PROBLEM: From the entries, return every line where the string "true" shows up.

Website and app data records
######
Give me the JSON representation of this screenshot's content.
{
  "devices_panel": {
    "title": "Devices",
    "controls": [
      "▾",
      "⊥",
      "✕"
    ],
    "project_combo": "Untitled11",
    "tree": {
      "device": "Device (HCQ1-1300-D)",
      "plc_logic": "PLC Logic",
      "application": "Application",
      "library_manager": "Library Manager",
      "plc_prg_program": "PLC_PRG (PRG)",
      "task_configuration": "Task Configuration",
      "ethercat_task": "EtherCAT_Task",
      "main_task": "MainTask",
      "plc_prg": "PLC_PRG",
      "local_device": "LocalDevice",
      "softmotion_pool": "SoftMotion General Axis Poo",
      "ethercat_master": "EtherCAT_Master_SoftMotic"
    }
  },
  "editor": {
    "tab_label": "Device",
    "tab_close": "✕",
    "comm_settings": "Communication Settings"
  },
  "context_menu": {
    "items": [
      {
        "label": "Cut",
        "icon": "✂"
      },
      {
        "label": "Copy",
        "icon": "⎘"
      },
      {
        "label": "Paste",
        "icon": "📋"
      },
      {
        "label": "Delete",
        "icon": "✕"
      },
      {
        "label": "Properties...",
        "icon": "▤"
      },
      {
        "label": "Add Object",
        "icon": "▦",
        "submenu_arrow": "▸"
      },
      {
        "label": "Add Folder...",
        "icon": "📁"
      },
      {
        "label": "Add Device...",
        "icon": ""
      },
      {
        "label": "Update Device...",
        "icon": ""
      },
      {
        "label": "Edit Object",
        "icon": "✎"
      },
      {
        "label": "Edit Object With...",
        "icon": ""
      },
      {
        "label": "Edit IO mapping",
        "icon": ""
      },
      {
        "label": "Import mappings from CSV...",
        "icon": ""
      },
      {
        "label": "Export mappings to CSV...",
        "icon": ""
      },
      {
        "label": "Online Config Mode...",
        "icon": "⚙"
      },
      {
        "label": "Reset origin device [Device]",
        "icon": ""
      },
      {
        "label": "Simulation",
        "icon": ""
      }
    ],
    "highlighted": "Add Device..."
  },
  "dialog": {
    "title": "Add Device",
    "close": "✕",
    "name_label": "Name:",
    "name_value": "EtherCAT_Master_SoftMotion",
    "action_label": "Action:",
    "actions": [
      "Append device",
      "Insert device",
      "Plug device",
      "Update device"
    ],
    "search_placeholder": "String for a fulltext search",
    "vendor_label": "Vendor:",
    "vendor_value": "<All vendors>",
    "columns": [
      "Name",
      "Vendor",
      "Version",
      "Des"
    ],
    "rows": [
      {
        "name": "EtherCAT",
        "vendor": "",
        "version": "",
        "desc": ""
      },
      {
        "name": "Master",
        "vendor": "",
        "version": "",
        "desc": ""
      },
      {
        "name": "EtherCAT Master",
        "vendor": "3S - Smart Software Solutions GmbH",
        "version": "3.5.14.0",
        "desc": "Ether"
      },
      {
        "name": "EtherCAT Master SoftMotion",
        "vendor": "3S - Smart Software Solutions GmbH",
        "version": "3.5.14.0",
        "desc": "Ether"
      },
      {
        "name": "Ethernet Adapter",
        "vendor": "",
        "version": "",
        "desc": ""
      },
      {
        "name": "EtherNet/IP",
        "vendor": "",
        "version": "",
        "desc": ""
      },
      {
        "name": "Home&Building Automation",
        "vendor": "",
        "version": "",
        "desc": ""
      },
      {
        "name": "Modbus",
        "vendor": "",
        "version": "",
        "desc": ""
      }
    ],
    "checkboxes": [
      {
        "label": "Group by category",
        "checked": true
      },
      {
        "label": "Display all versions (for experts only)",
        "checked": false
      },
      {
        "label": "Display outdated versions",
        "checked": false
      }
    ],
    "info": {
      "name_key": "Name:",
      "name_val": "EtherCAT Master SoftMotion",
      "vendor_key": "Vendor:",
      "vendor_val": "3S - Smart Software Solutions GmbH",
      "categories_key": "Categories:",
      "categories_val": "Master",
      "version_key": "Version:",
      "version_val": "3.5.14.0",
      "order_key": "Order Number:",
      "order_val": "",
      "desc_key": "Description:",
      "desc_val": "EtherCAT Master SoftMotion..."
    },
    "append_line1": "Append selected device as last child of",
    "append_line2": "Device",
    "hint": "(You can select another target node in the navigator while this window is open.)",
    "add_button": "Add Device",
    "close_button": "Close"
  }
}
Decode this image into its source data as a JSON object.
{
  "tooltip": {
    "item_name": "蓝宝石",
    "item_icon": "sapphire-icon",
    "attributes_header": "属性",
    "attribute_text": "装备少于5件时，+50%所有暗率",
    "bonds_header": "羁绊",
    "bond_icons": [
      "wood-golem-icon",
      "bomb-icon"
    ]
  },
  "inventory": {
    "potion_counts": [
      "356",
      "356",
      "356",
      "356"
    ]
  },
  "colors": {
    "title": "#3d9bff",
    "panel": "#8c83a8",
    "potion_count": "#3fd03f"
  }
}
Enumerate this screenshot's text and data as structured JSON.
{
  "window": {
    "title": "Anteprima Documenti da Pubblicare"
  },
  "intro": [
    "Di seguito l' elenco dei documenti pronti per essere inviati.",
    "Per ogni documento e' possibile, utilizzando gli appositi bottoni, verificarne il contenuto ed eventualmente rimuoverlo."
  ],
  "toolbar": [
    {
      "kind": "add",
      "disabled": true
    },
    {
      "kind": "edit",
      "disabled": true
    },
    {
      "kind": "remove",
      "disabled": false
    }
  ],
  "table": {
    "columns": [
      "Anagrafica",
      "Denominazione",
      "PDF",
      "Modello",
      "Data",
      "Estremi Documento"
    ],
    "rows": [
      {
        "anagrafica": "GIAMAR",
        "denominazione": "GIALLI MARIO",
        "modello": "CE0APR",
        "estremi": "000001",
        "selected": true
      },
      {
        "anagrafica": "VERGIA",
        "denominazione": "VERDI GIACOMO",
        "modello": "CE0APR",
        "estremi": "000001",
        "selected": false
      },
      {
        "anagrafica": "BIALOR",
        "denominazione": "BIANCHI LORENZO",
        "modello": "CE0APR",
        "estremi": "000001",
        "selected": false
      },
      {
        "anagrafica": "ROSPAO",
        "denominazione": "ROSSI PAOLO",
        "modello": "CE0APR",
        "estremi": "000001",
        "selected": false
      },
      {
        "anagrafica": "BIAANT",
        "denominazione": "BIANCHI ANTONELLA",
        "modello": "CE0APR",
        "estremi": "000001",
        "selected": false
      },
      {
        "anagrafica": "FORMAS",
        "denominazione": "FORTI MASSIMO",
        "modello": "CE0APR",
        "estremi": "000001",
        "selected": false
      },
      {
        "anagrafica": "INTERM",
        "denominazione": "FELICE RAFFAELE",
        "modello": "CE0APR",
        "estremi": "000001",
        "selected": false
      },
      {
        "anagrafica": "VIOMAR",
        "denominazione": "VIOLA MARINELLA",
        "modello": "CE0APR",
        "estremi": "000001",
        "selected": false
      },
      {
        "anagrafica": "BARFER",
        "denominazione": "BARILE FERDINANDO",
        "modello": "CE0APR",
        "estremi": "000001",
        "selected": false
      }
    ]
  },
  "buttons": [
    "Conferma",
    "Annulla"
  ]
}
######
EXERCISE SOLUTION:
        "checked": true
      "disabled": true
      "disabled": true
        "selected": true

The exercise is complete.